WHAT NEEDS TO BE DONE >> From the records below, take each line where the string "ffffff" shows up and copy it.

- - -

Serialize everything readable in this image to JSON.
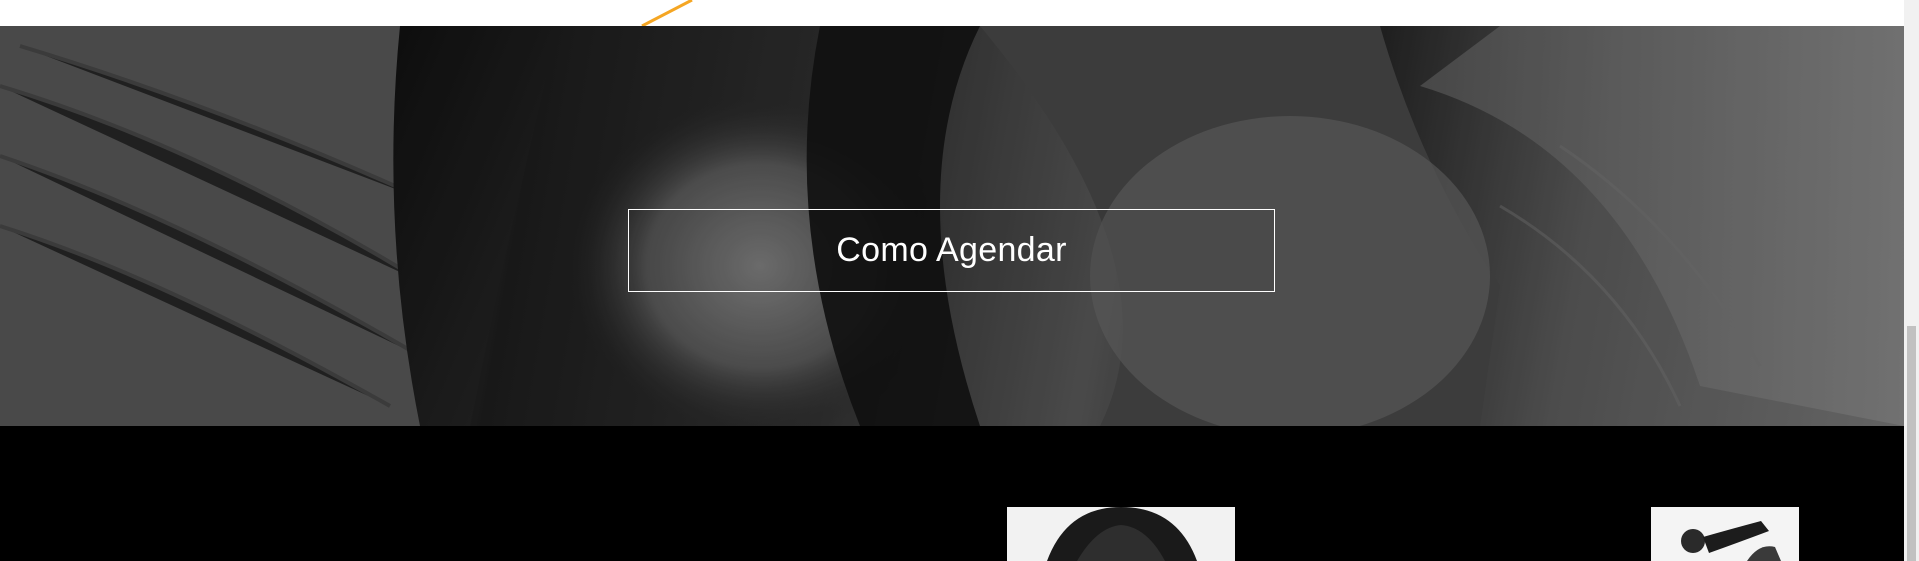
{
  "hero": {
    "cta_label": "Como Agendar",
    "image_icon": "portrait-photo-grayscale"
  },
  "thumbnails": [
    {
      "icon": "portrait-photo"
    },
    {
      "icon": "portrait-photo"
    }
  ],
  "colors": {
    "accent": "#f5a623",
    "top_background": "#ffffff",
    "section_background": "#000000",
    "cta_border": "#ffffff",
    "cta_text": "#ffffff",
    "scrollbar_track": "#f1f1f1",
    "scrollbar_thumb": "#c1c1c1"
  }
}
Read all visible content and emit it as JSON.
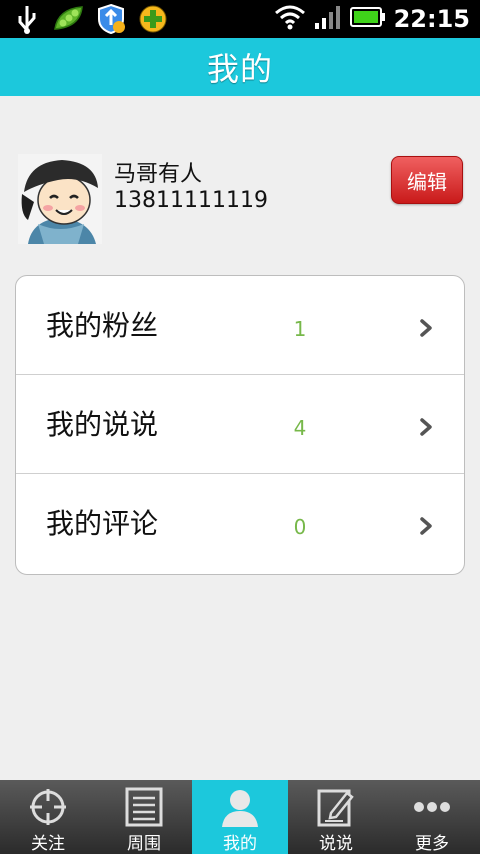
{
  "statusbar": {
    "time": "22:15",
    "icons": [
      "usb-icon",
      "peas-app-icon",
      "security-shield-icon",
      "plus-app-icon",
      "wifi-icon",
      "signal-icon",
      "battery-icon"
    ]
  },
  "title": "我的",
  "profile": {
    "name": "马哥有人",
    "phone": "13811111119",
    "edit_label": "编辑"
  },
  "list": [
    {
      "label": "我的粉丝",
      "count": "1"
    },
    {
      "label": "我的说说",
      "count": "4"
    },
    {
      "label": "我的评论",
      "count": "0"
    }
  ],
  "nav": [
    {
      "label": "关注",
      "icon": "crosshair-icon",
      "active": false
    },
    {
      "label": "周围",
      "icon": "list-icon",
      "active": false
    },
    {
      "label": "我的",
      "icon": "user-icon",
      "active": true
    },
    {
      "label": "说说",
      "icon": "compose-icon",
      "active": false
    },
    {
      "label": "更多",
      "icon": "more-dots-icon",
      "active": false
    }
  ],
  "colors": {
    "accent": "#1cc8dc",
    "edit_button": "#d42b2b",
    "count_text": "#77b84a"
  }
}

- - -

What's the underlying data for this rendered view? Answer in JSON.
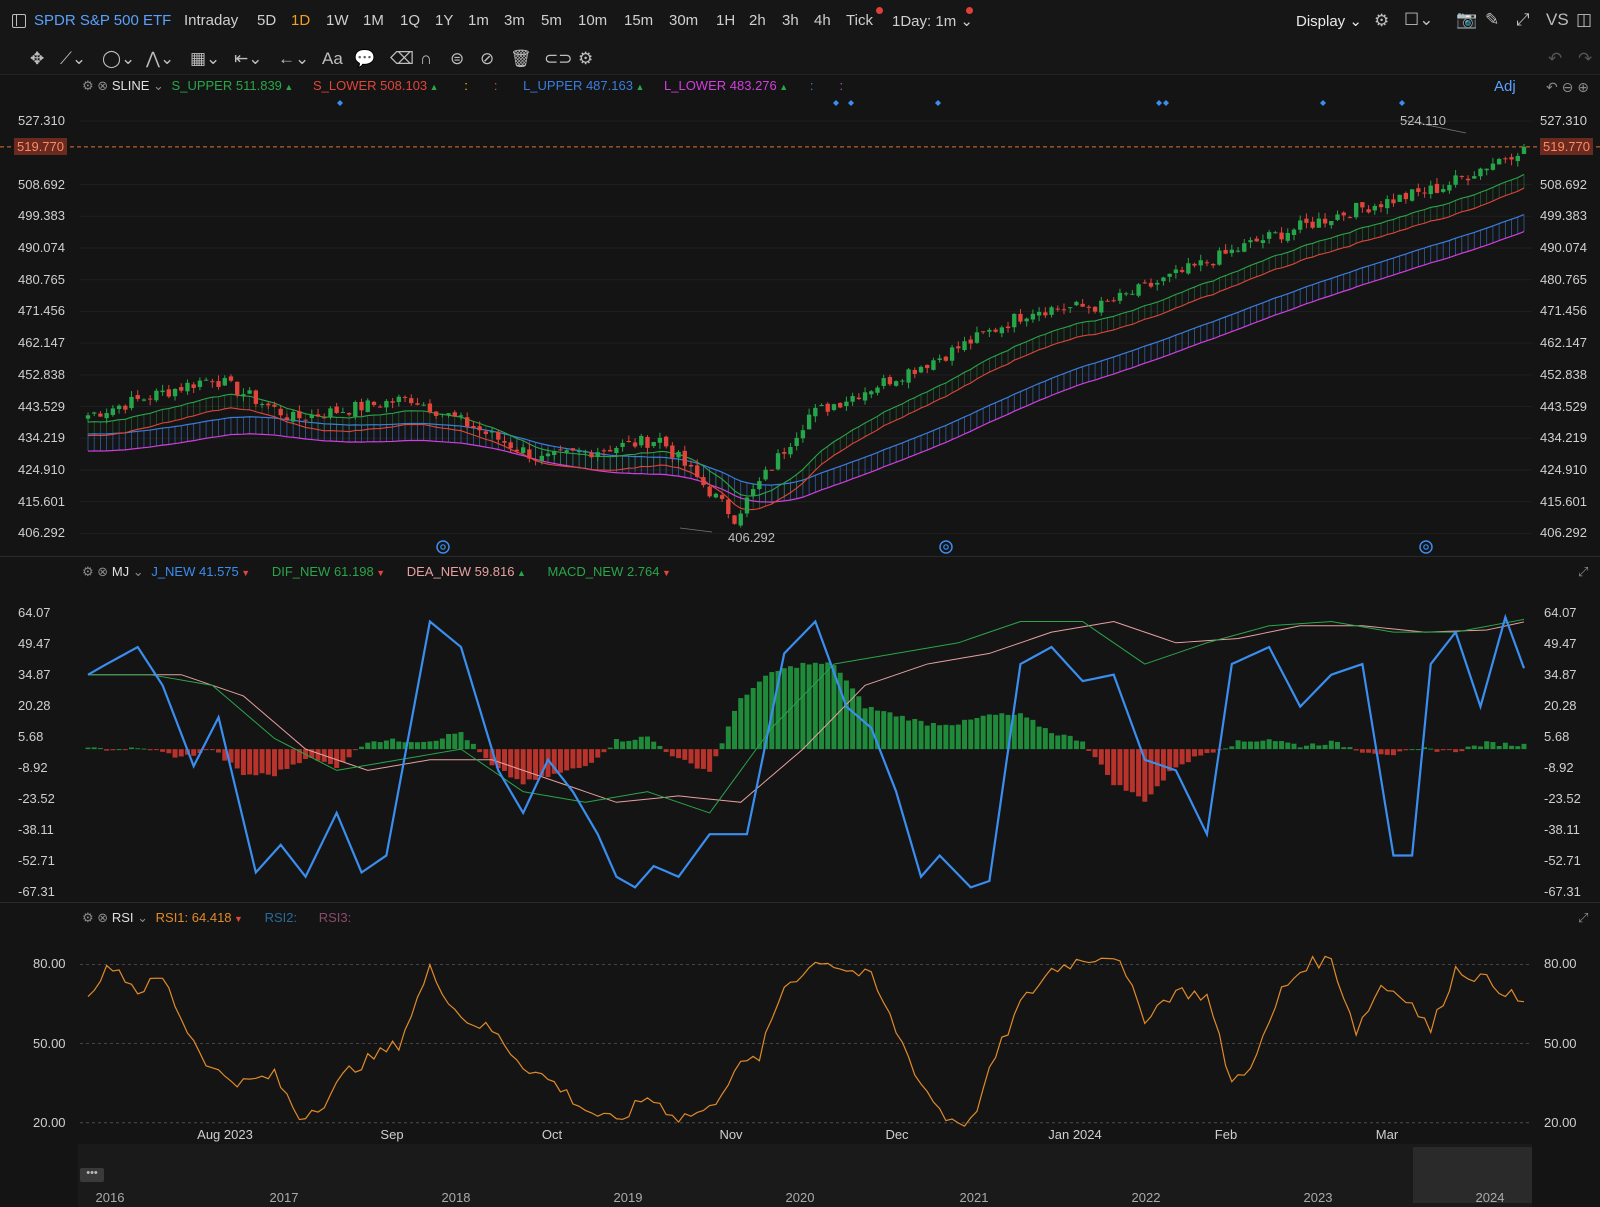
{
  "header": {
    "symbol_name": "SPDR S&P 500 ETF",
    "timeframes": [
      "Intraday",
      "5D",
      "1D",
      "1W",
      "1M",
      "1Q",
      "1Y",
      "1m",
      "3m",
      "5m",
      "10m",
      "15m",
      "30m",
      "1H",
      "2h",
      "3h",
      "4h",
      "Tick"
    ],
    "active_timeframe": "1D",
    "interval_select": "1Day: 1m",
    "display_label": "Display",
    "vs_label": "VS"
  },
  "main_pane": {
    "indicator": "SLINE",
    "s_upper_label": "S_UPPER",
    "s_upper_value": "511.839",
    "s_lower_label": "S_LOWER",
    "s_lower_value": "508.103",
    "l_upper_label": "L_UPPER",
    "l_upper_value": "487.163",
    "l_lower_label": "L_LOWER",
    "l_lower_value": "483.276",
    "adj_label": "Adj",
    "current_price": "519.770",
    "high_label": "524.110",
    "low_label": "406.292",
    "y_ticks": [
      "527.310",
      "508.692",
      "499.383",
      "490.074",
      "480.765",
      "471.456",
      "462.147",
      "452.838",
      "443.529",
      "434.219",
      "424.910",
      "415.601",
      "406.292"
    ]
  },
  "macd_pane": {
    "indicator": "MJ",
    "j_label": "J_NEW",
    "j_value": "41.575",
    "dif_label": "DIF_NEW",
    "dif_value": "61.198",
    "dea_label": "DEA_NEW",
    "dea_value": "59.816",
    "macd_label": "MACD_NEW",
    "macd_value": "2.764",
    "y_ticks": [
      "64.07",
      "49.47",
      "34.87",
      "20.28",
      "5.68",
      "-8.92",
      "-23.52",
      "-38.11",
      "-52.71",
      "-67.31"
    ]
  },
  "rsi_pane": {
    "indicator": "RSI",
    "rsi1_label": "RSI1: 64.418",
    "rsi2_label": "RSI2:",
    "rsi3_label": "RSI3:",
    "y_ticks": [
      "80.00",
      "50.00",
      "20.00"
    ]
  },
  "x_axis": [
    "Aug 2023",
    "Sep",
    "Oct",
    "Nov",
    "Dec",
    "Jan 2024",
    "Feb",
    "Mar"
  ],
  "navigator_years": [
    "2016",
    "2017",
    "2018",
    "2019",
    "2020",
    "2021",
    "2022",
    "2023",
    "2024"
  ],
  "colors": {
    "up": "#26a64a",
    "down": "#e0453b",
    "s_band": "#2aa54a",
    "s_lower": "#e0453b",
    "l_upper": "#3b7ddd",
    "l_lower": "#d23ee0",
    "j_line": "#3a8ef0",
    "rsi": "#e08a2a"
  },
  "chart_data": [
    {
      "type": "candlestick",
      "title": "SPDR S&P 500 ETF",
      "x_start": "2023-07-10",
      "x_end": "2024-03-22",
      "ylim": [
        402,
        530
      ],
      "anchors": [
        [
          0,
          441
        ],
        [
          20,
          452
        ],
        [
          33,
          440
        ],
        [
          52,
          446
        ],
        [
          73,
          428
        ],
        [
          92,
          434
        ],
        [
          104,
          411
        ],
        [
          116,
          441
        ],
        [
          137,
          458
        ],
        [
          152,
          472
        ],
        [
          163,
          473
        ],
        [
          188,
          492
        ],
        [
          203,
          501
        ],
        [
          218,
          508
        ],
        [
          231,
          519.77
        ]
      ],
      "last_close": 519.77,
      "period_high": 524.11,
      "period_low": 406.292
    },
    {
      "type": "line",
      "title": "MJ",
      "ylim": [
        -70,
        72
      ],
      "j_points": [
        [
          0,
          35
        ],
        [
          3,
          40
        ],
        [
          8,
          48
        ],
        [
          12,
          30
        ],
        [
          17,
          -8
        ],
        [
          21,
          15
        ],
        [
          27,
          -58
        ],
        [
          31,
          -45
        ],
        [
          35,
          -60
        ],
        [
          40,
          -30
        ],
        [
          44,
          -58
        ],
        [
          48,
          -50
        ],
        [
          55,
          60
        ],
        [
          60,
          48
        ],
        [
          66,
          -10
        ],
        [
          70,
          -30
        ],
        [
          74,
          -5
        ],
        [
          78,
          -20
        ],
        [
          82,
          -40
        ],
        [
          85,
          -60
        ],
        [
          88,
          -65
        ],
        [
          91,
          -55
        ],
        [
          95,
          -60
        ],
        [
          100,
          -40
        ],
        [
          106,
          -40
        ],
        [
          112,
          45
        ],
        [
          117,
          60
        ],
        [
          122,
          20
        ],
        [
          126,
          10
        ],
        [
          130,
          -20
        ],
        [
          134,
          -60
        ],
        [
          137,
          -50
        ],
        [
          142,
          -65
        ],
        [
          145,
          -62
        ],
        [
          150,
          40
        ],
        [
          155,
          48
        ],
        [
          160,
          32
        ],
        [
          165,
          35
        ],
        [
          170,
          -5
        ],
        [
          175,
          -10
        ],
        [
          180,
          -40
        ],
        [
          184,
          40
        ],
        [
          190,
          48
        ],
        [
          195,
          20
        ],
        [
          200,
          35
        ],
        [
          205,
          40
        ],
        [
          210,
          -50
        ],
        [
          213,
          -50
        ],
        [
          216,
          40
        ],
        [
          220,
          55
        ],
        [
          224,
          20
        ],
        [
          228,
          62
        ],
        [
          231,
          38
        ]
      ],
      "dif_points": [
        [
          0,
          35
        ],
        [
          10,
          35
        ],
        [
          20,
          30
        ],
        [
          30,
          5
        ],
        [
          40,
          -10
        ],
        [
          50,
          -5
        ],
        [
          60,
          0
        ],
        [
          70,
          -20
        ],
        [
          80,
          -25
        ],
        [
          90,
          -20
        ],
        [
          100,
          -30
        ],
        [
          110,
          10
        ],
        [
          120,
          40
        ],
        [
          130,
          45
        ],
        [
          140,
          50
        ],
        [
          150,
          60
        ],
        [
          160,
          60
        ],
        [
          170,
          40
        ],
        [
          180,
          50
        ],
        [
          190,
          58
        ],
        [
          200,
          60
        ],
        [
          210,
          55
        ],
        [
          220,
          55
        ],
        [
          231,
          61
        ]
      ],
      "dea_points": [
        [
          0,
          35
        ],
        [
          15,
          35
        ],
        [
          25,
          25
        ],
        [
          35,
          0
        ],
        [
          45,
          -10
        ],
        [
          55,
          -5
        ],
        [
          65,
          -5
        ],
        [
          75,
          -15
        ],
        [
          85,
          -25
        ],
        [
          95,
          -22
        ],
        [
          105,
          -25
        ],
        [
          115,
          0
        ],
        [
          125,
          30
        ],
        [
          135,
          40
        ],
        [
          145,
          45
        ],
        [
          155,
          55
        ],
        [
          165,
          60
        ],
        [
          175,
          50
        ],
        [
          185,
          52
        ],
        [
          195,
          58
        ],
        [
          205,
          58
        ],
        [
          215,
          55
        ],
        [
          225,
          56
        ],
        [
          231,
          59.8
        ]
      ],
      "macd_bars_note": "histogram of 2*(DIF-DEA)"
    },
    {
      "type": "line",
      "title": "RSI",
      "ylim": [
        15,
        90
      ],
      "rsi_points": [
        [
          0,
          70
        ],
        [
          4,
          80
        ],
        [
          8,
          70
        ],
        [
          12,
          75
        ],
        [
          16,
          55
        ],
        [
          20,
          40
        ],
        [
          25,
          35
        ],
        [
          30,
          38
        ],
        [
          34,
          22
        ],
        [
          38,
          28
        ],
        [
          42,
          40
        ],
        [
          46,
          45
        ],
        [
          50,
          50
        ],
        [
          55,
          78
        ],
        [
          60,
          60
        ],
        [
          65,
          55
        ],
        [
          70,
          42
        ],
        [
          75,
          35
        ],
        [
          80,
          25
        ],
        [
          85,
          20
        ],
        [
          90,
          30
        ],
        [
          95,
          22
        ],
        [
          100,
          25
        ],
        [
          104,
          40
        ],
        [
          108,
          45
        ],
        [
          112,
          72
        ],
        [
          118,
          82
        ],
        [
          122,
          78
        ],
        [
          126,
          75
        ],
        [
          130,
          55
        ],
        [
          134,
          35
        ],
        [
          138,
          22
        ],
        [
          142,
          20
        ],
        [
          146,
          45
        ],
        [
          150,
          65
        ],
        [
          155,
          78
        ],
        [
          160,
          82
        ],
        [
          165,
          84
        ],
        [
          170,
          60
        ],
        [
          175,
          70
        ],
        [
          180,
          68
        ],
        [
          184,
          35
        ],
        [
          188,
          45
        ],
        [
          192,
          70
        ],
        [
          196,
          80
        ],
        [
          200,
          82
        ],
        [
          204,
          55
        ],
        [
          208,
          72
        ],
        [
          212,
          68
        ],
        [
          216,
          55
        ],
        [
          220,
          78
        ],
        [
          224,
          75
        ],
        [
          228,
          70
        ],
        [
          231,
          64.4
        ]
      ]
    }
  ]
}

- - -

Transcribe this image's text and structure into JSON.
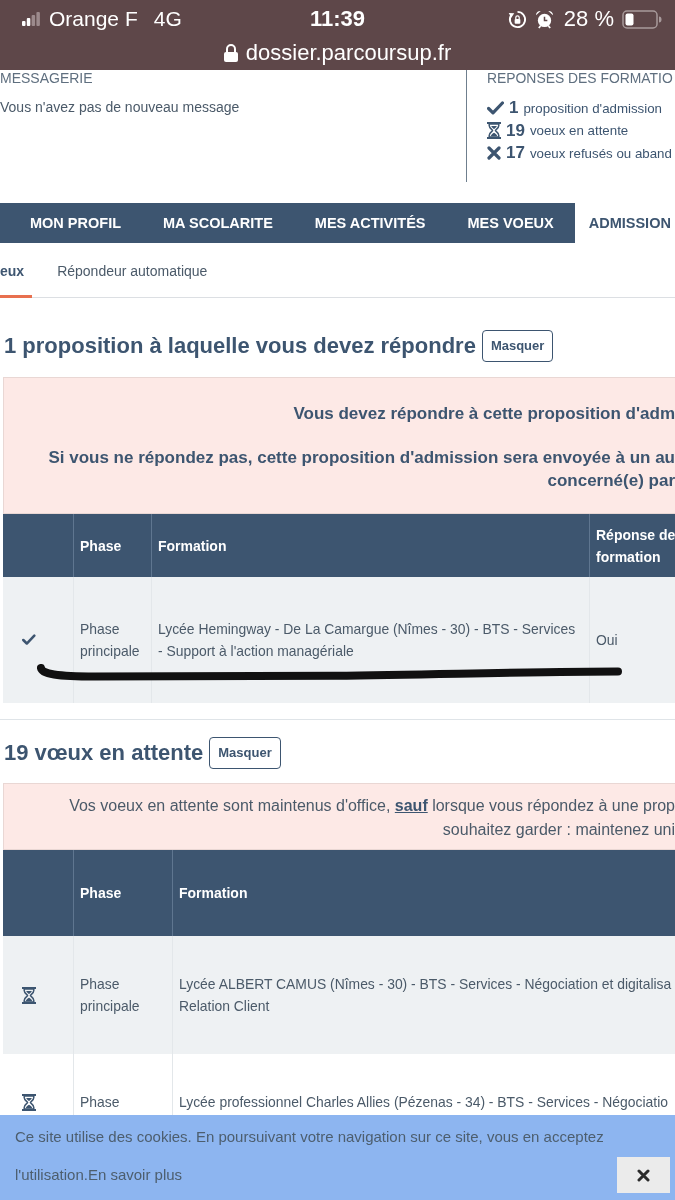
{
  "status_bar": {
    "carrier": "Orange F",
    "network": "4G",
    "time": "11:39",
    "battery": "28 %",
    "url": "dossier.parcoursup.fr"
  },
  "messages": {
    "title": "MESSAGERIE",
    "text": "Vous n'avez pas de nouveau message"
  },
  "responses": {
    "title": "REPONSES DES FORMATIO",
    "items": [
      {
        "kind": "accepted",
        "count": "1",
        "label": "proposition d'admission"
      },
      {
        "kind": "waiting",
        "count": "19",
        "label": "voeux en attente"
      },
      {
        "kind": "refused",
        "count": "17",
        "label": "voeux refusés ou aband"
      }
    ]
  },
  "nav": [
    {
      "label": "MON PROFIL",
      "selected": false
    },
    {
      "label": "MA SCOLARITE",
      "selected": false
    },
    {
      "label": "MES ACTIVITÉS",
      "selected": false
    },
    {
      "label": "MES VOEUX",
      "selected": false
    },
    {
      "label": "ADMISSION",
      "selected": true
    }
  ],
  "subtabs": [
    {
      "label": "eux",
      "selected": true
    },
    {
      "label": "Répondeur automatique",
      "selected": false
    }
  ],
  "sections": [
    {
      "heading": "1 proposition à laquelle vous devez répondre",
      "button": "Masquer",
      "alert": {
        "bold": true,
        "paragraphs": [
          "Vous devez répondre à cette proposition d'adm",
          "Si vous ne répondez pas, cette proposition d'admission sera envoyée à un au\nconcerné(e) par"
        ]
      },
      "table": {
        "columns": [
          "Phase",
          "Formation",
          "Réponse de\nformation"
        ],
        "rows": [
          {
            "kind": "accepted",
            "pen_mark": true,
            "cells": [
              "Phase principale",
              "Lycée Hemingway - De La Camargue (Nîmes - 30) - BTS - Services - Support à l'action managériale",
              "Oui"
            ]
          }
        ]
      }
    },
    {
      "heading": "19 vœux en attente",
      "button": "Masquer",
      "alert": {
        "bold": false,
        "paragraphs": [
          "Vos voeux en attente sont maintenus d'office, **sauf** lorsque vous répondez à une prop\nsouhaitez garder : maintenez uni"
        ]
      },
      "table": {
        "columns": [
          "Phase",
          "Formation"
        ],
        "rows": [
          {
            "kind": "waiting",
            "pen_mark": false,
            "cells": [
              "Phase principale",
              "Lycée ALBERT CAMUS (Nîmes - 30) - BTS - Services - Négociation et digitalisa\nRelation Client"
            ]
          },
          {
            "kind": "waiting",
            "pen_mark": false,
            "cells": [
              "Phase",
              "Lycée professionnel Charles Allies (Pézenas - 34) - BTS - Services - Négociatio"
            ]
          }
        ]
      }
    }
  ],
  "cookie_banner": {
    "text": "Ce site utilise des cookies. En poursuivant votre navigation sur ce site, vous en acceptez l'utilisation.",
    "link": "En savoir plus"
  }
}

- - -

ANSWER >>
    "top_background": "#ffffff",
    "cta_border": "#ffffff",
    "cta_text": "#ffffff",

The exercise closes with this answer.